Ladies and gentlemen, thank you for your participation in today's conference. This does conclude the program. You may now disconnect. Everyone have a great day.

Duration: 55 minutes

Call participants:

Trisha Carlson -- Manager of Investor Relations

John M. Hairston -- President and Chief Executive Officer

Michael M. Achary -- Chief Financial Officer

Catherine Mealor -- Keefe Bruyette & Woods Inc. -- Analyst

Michael Rose -- Raymond James -- Analyst

Brad Milsaps -- Sandler O'Neill -- Analyst

Ebrahim Poonawala -- BofA Merrill Lynch -- Analyst

Samuel B. Kendricks -- Chief Credit Risk Officer

Brett Rabatin -- Piper Jaffray -- Analyst

Jennifer Demba -- SunTrust Robinson Humphrey -- Analyst

Matt Olney -- Stephens, Inc. -- Analyst

Christopher Marinac -- FIG Partners LLC -- Analyst

More HWC analysis

Transcript powered by AlphaStreet

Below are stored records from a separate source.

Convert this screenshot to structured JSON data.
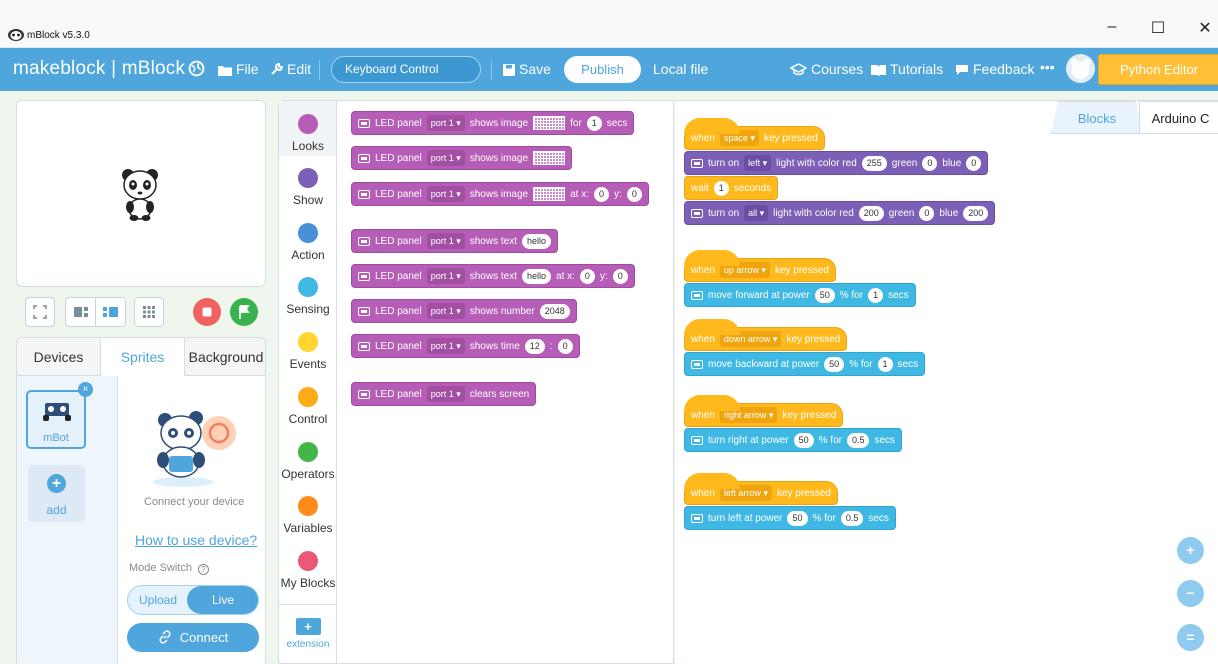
{
  "window": {
    "title": "mBlock v5.3.0",
    "minimize": "–",
    "maximize": "☐",
    "close": "✕"
  },
  "topbar": {
    "brand": "makeblock | mBlock",
    "file": "File",
    "edit": "Edit",
    "project_name": "Keyboard Control",
    "save": "Save",
    "publish": "Publish",
    "local_file": "Local file",
    "courses": "Courses",
    "tutorials": "Tutorials",
    "feedback": "Feedback",
    "more": "•••",
    "python_editor": "Python Editor"
  },
  "left_panel": {
    "tabs": [
      "Devices",
      "Sprites",
      "Background"
    ],
    "active_tab": "Sprites",
    "sprite_name": "mBot",
    "add_label": "add",
    "connect_text": "Connect your device",
    "how_to": "How to use device?",
    "mode_switch": "Mode Switch",
    "upload": "Upload",
    "live": "Live",
    "connect_button": "Connect"
  },
  "categories": [
    {
      "label": "Looks",
      "color": "#b65db7"
    },
    {
      "label": "Show",
      "color": "#7c5fb6"
    },
    {
      "label": "Action",
      "color": "#4a90d9"
    },
    {
      "label": "Sensing",
      "color": "#3fb9e4"
    },
    {
      "label": "Events",
      "color": "#ffd52e"
    },
    {
      "label": "Control",
      "color": "#ffab19"
    },
    {
      "label": "Operators",
      "color": "#43b549"
    },
    {
      "label": "Variables",
      "color": "#ff8c1a"
    },
    {
      "label": "My Blocks",
      "color": "#ea5a78"
    }
  ],
  "extension_label": "extension",
  "palette_blocks": {
    "b1": {
      "t1": "LED panel",
      "port": "port 1 ▾",
      "t2": "shows image",
      "t3": "for",
      "v1": "1",
      "t4": "secs"
    },
    "b2": {
      "t1": "LED panel",
      "port": "port 1 ▾",
      "t2": "shows image"
    },
    "b3": {
      "t1": "LED panel",
      "port": "port 1 ▾",
      "t2": "shows image",
      "t3": "at x:",
      "v1": "0",
      "t4": "y:",
      "v2": "0"
    },
    "b4": {
      "t1": "LED panel",
      "port": "port 1 ▾",
      "t2": "shows text",
      "v1": "hello"
    },
    "b5": {
      "t1": "LED panel",
      "port": "port 1 ▾",
      "t2": "shows text",
      "v1": "hello",
      "t3": "at x:",
      "v2": "0",
      "t4": "y:",
      "v3": "0"
    },
    "b6": {
      "t1": "LED panel",
      "port": "port 1 ▾",
      "t2": "shows number",
      "v1": "2048"
    },
    "b7": {
      "t1": "LED panel",
      "port": "port 1 ▾",
      "t2": "shows time",
      "v1": "12",
      "t3": ":",
      "v2": "0"
    },
    "b8": {
      "t1": "LED panel",
      "port": "port 1 ▾",
      "t2": "clears screen"
    }
  },
  "workspace": {
    "tabs": [
      "Blocks",
      "Arduino C"
    ],
    "s1": {
      "when": "when",
      "key": "space ▾",
      "pressed": "key pressed",
      "l1": {
        "t1": "turn on",
        "dd": "left ▾",
        "t2": "light with color red",
        "v1": "255",
        "t3": "green",
        "v2": "0",
        "t4": "blue",
        "v3": "0"
      },
      "wait": {
        "t1": "wait",
        "v1": "1",
        "t2": "seconds"
      },
      "l2": {
        "t1": "turn on",
        "dd": "all ▾",
        "t2": "light with color red",
        "v1": "200",
        "t3": "green",
        "v2": "0",
        "t4": "blue",
        "v3": "200"
      }
    },
    "s2": {
      "when": "when",
      "key": "up arrow ▾",
      "pressed": "key pressed",
      "t1": "move forward at power",
      "v1": "50",
      "t2": "% for",
      "v2": "1",
      "t3": "secs"
    },
    "s3": {
      "when": "when",
      "key": "down arrow ▾",
      "pressed": "key pressed",
      "t1": "move backward at power",
      "v1": "50",
      "t2": "% for",
      "v2": "1",
      "t3": "secs"
    },
    "s4": {
      "when": "when",
      "key": "right arrow ▾",
      "pressed": "key pressed",
      "t1": "turn right at power",
      "v1": "50",
      "t2": "% for",
      "v2": "0.5",
      "t3": "secs"
    },
    "s5": {
      "when": "when",
      "key": "left arrow ▾",
      "pressed": "key pressed",
      "t1": "turn left at power",
      "v1": "50",
      "t2": "% for",
      "v2": "0.5",
      "t3": "secs"
    },
    "zoom_in": "+",
    "zoom_out": "−",
    "zoom_reset": "="
  },
  "colors": {
    "accent": "#4ea6dc",
    "python_editor": "#ffbf37"
  }
}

This article is a transcript of this conference call produced for The Motley Fool. While we strive for our Foolish Best, there may be errors, omissions, or inaccuracies in this transcript. As with all our articles, The Motley Fool does not assume any responsibility for your use of this content, and we strongly encourage you to do your own research, including listening to the call yourself and reading the company's SEC filings. Please see our Terms and Conditions for additional details, including our Obligatory Capitalized Disclaimers of Liability.

Motley Fool Transcribers has no position in any of the stocks mentioned. The Motley Fool has no position in any of the stocks mentioned. The Motley Fool has a disclosure policy.